India’s professional skill-based gamers are redefining the landscape and their future
The march is getting stronger and longer, catalyzing runaway growth numbers that have already scaled the US $1-billion-per-year mark. Increasing digital access, fuelled largely by the boom in Smartphone penetration, particularly during the COVID-19 pandemic, has sparked an online gaming revolution that has been outflanking almost every other sector of the Indian economy for many years now. But there’s far more here beyond just the fun and games, for projected growth numbers are staggering – leading research firm Ernst & Young predicts that industry revenues will touch US $3 billion by FY 2025.
According to KPMG, online gaming in India is projected to be a US $3.9-billion opportunity by FY 2025, with 657 million players indulging in some form of gaming or the other. Compare that to today, when India has around 350 million online gamers.
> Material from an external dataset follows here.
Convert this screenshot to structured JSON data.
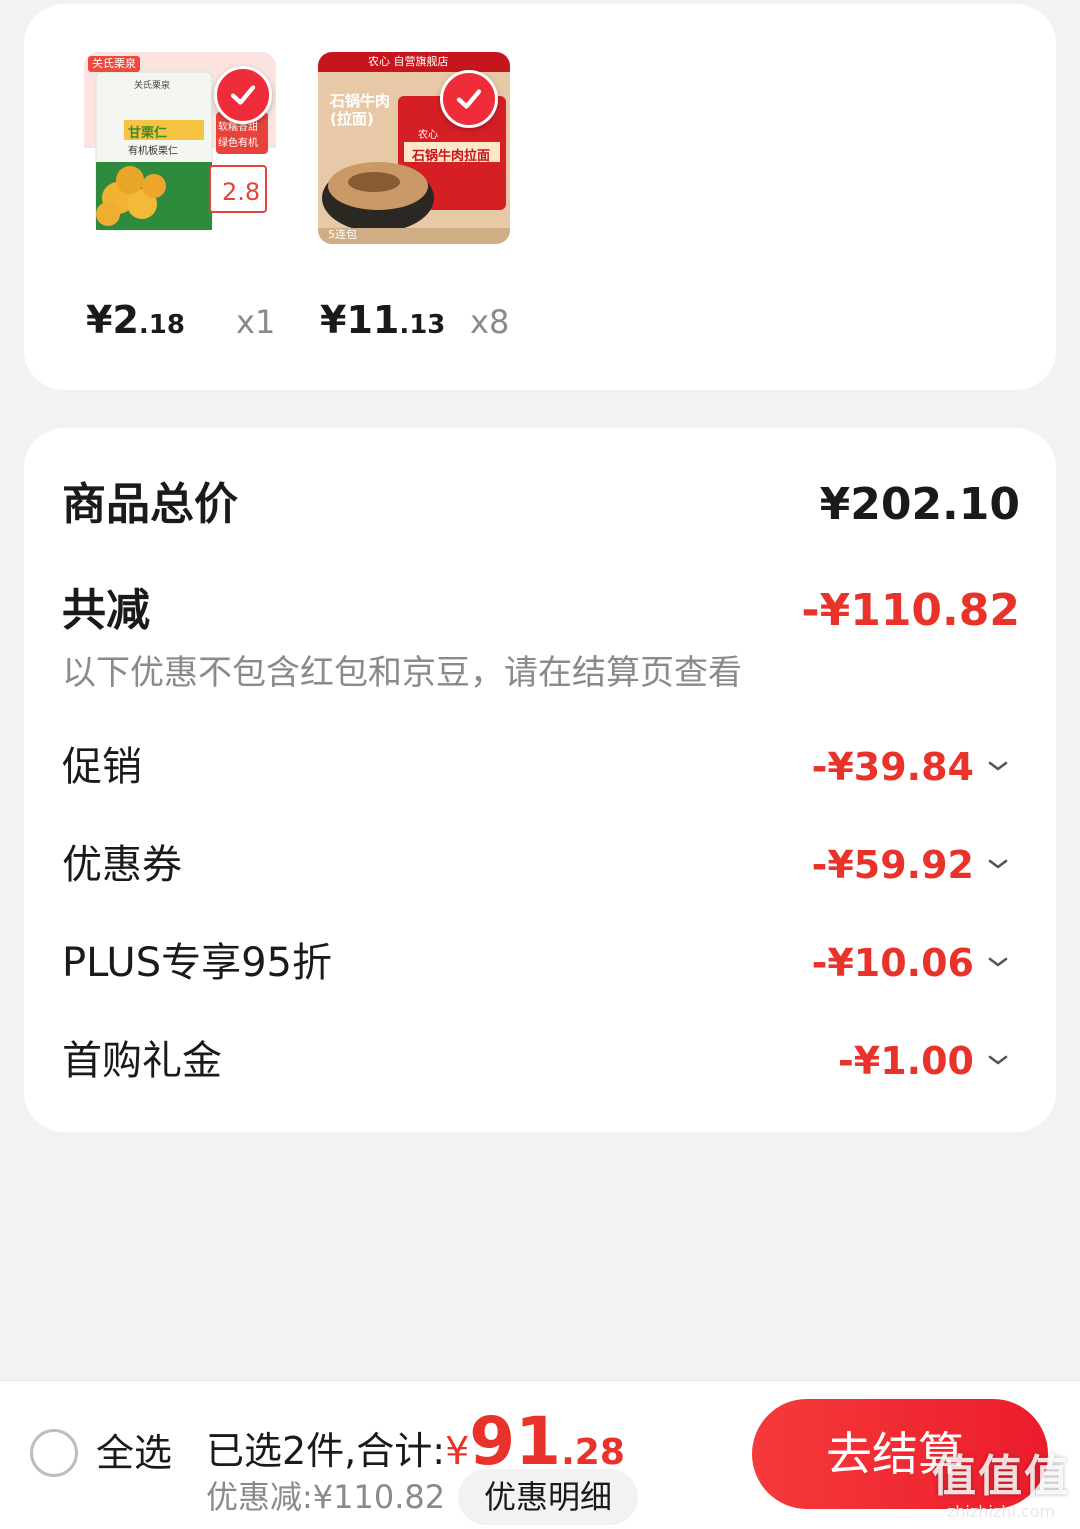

Look back three years to 2018, when we had around 250 million online gamers, or to 2010, when the country had 20 million online gamers… These are inspiring numbers indeed, one that underscore the fact that online gaming is not just here to stay, but is emerging as an industry that can replicate the growth witnessed by India’s Information Technology sector in the 1990s and the new millennium.
Much like physical sports, online gaming is dominated by games of skill, rather than chance. Players compete against each other to lift titles and championships in real-money games, which include card games like Rummy and Bridge, besides FIFA and Fantasy Sports, which are virtual manifestations of their traditional counterparts. By their very definition, games of skill are distinguished by several factors – such as putting in time to learn the nuances of the game, honing their skills to ensure greater success, creating knowledge and experience over time. These are completely unlike games of chance, where the outcome is uncertain and depends purely on luck.
This fact has also been recognized by the Indian regulatory framework, including the Hon’ble Supreme Court, which has on many occasions clearly differentiated between games of skill and those relegated to chance and luck. Therefore, online skill games involving an entry fee are completely different from gambling or betting, the courts have repeatedly ruled. Most recently, the Madras High Court struck down several amendments to Gaming and Police Laws introduced by the Tamil Nadu Government, calling them “unconstitutional, unreasonable, excessive and manifestly arbitrary”, falling afoul of Article 19(1)(g) of the Indian Constitution and staunchly distancing online gaming from gambling and games of chance.
What needs to be understood is that India’s online gaming industry follows a strict Corporate structure, with companies registered as private limited entities and governed by Corporate principles, adhering to stringent laws of transparency and integrity in all their transactions at all levels. And this Corporate structure is growing steadily along with revenues, generating massive employment opportunities. The industry currently employs 40,000 people in direct jobs, of which 5,000 are employed in Bengaluru alone. By 2024, the online skill gaming industry is expected to employ around 2 lakh people in the country.
KPMG’s report, ‘The Evolving Landscape of Sports Gaming in India’, shows that gaming is fast gaining popularity across demographics, with a significant rise in female users and the 40-plus age group. There are nearly 400 start-ups in the gaming sector, with rising investments, exceeding around US $500 million. This growth is also providing a platform for software developers, event organizers, start-ups, investors and professional gamers, as also e-sports cafes and ancillary support industries. This is just a beginning; there is a huge scope for further direct and indirect employment, with roles such as marketing, coaching, content creation and management. Support sectors such as telecom, Fintech and IT will also gain.
With the rise in growth and popularity, responsible gaming and protection of gamers is now paramount. With this in mind, the industry follows a self-regulatory model to ensure all necessary checks and balances. All-India Gaming Federation (AIGF) has been at the forefront of ensuring global best practices through its self-regulatory mechanism and its ‘Skill Games Charter’, which covers all and sundry aspects of the online business process. It ensures players’ interests are protected by a two-level system, where the initial complaint is addressed by the individual gaming platform. If still escalated, AIGF then serves as the second level, dealing with it through any and all means required.
And let’s not forget that online gaming is more than simple fun or livelihoods on the phone or a larger screen. It sharpens thinking skills, improves digital literacy manifold, which is a boon in a country like India, key portents to creating a confident and competitive mindset – critical assets for our masses to become skilled and creative in their thinking, and stoking the fire of software professionals with global aspirations.
With the support of policymakers, India can emerge as an online gaming superpower. As mentioned by EY, India needs to create an e-sports policy that recognizes the legitimacy and potential of online gaming, provides direction within a standardized regulatory framework and creates development and training zones akin to physical arenas, increasing awareness and adoption.
The Author is PK Misra, President, Players’ Association – AIGF (ex-IAS)